__Work to be completed__. Start to finish, copy the data exactly.

□ □ □ □ □ □ □

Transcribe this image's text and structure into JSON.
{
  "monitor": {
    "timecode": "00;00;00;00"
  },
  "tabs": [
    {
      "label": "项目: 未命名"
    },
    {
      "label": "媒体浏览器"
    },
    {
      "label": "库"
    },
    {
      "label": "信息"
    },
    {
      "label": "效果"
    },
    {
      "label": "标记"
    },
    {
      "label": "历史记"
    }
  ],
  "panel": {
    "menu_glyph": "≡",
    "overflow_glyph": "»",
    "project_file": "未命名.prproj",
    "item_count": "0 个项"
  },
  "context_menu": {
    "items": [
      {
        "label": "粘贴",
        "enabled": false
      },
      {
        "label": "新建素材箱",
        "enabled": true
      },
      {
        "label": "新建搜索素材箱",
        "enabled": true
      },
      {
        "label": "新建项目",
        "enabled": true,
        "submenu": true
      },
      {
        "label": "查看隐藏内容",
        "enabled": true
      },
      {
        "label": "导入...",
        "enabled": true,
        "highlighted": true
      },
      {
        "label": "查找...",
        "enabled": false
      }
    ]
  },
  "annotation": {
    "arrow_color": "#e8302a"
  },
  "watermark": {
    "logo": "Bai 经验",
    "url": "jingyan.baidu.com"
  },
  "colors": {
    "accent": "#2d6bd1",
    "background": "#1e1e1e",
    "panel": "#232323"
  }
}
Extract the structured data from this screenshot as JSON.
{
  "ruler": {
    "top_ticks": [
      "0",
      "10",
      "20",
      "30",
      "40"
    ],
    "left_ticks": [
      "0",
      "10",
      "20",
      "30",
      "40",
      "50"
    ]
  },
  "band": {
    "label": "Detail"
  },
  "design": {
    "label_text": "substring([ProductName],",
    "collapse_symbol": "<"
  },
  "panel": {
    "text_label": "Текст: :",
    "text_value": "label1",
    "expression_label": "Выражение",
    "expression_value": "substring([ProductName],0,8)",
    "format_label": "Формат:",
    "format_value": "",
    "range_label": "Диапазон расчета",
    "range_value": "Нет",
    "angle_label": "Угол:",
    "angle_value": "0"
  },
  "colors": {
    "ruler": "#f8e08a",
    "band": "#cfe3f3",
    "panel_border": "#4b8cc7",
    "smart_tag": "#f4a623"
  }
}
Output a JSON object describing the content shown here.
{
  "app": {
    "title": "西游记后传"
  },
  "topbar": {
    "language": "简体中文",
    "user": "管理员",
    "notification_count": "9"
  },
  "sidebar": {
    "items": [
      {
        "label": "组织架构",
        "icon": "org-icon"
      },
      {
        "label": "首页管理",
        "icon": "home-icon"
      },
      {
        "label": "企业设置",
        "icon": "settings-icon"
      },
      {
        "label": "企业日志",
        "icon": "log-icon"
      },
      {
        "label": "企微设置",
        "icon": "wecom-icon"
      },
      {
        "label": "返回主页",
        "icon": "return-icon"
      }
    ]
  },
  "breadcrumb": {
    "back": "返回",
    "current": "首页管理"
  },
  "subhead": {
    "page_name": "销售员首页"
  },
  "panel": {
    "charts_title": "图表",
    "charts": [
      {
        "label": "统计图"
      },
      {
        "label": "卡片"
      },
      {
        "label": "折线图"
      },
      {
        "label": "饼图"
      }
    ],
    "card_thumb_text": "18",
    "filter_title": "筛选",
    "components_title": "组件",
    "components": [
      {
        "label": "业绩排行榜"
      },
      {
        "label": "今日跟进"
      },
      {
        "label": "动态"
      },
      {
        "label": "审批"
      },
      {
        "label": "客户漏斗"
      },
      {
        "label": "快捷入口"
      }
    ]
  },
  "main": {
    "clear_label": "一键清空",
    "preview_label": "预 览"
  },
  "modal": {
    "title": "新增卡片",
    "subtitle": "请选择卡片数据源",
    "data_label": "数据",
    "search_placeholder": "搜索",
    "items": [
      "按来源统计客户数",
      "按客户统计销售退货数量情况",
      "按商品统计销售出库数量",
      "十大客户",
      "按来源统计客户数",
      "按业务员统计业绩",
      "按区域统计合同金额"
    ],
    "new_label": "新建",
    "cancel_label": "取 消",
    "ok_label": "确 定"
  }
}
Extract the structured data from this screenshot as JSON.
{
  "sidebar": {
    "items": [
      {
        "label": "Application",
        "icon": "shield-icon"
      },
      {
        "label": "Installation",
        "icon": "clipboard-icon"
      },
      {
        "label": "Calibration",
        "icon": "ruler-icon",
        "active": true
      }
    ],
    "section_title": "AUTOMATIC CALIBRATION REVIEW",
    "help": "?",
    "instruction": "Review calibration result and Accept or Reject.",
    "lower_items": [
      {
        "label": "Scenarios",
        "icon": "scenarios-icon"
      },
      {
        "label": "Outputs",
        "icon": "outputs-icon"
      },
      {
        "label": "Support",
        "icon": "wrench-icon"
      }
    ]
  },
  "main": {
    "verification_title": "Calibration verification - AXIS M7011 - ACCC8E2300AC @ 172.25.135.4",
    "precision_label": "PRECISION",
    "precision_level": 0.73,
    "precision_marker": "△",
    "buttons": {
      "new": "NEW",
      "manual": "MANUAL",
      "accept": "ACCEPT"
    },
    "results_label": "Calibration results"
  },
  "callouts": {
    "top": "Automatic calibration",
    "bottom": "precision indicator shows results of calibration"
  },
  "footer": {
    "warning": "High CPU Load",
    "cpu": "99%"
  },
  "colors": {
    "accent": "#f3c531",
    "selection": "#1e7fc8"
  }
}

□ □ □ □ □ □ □

__Written reply__.
Transcribe this image's text and structure into JSON.
{
  "monitor": {
    "timecode": "00;00;00;00"
  },
  "tabs": [
    {
      "label": "项目: 未命名"
    },
    {
      "label": "媒体浏览器"
    },
    {
      "label": "库"
    },
    {
      "label": "信息"
    },
    {
      "label": "效果"
    },
    {
      "label": "标记"
    },
    {
      "label": "历史记"
    }
  ],
  "panel": {
    "menu_glyph": "≡",
    "overflow_glyph": "»",
    "project_file": "未命名.prproj",
    "item_count": "0 个项"
  },
  "context_menu": {
    "items": [
      {
        "label": "粘贴",
        "enabled": false
      },
      {
        "label": "新建素材箱",
        "enabled": true
      },
      {
        "label": "新建搜索素材箱",
        "enabled": true
      },
      {
        "label": "新建项目",
        "enabled": true,
        "submenu": true
      },
      {
        "label": "查看隐藏内容",
        "enabled": true
      },
      {
        "label": "导入...",
        "enabled": true,
        "highlighted": true
      },
      {
        "label": "查找...",
        "enabled": false
      }
    ]
  },
  "annotation": {
    "arrow_color": "#e8302a"
  },
  "watermark": {
    "logo": "Bai 经验",
    "url": "jingyan.baidu.com"
  },
  "colors": {
    "accent": "#2d6bd1",
    "background": "#1e1e1e",
    "panel": "#232323"
  }
}
Extract the structured data from this screenshot as JSON.
{
  "ruler": {
    "top_ticks": [
      "0",
      "10",
      "20",
      "30",
      "40"
    ],
    "left_ticks": [
      "0",
      "10",
      "20",
      "30",
      "40",
      "50"
    ]
  },
  "band": {
    "label": "Detail"
  },
  "design": {
    "label_text": "substring([ProductName],",
    "collapse_symbol": "<"
  },
  "panel": {
    "text_label": "Текст: :",
    "text_value": "label1",
    "expression_label": "Выражение",
    "expression_value": "substring([ProductName],0,8)",
    "format_label": "Формат:",
    "format_value": "",
    "range_label": "Диапазон расчета",
    "range_value": "Нет",
    "angle_label": "Угол:",
    "angle_value": "0"
  },
  "colors": {
    "ruler": "#f8e08a",
    "band": "#cfe3f3",
    "panel_border": "#4b8cc7",
    "smart_tag": "#f4a623"
  }
}
Output a JSON object describing the content shown here.
{
  "app": {
    "title": "西游记后传"
  },
  "topbar": {
    "language": "简体中文",
    "user": "管理员",
    "notification_count": "9"
  },
  "sidebar": {
    "items": [
      {
        "label": "组织架构",
        "icon": "org-icon"
      },
      {
        "label": "首页管理",
        "icon": "home-icon"
      },
      {
        "label": "企业设置",
        "icon": "settings-icon"
      },
      {
        "label": "企业日志",
        "icon": "log-icon"
      },
      {
        "label": "企微设置",
        "icon": "wecom-icon"
      },
      {
        "label": "返回主页",
        "icon": "return-icon"
      }
    ]
  },
  "breadcrumb": {
    "back": "返回",
    "current": "首页管理"
  },
  "subhead": {
    "page_name": "销售员首页"
  },
  "panel": {
    "charts_title": "图表",
    "charts": [
      {
        "label": "统计图"
      },
      {
        "label": "卡片"
      },
      {
        "label": "折线图"
      },
      {
        "label": "饼图"
      }
    ],
    "card_thumb_text": "18",
    "filter_title": "筛选",
    "components_title": "组件",
    "components": [
      {
        "label": "业绩排行榜"
      },
      {
        "label": "今日跟进"
      },
      {
        "label": "动态"
      },
      {
        "label": "审批"
      },
      {
        "label": "客户漏斗"
      },
      {
        "label": "快捷入口"
      }
    ]
  },
  "main": {
    "clear_label": "一键清空",
    "preview_label": "预 览"
  },
  "modal": {
    "title": "新增卡片",
    "subtitle": "请选择卡片数据源",
    "data_label": "数据",
    "search_placeholder": "搜索",
    "items": [
      "按来源统计客户数",
      "按客户统计销售退货数量情况",
      "按商品统计销售出库数量",
      "十大客户",
      "按来源统计客户数",
      "按业务员统计业绩",
      "按区域统计合同金额"
    ],
    "new_label": "新建",
    "cancel_label": "取 消",
    "ok_label": "确 定"
  }
}
Extract the structured data from this screenshot as JSON.
{
  "sidebar": {
    "items": [
      {
        "label": "Application",
        "icon": "shield-icon"
      },
      {
        "label": "Installation",
        "icon": "clipboard-icon"
      },
      {
        "label": "Calibration",
        "icon": "ruler-icon",
        "active": true
      }
    ],
    "section_title": "AUTOMATIC CALIBRATION REVIEW",
    "help": "?",
    "instruction": "Review calibration result and Accept or Reject.",
    "lower_items": [
      {
        "label": "Scenarios",
        "icon": "scenarios-icon"
      },
      {
        "label": "Outputs",
        "icon": "outputs-icon"
      },
      {
        "label": "Support",
        "icon": "wrench-icon"
      }
    ]
  },
  "main": {
    "verification_title": "Calibration verification - AXIS M7011 - ACCC8E2300AC @ 172.25.135.4",
    "precision_label": "PRECISION",
    "precision_level": 0.73,
    "precision_marker": "△",
    "buttons": {
      "new": "NEW",
      "manual": "MANUAL",
      "accept": "ACCEPT"
    },
    "results_label": "Calibration results"
  },
  "callouts": {
    "top": "Automatic calibration",
    "bottom": "precision indicator shows results of calibration"
  },
  "footer": {
    "warning": "High CPU Load",
    "cpu": "99%"
  },
  "colors": {
    "accent": "#f3c531",
    "selection": "#1e7fc8"
  }
}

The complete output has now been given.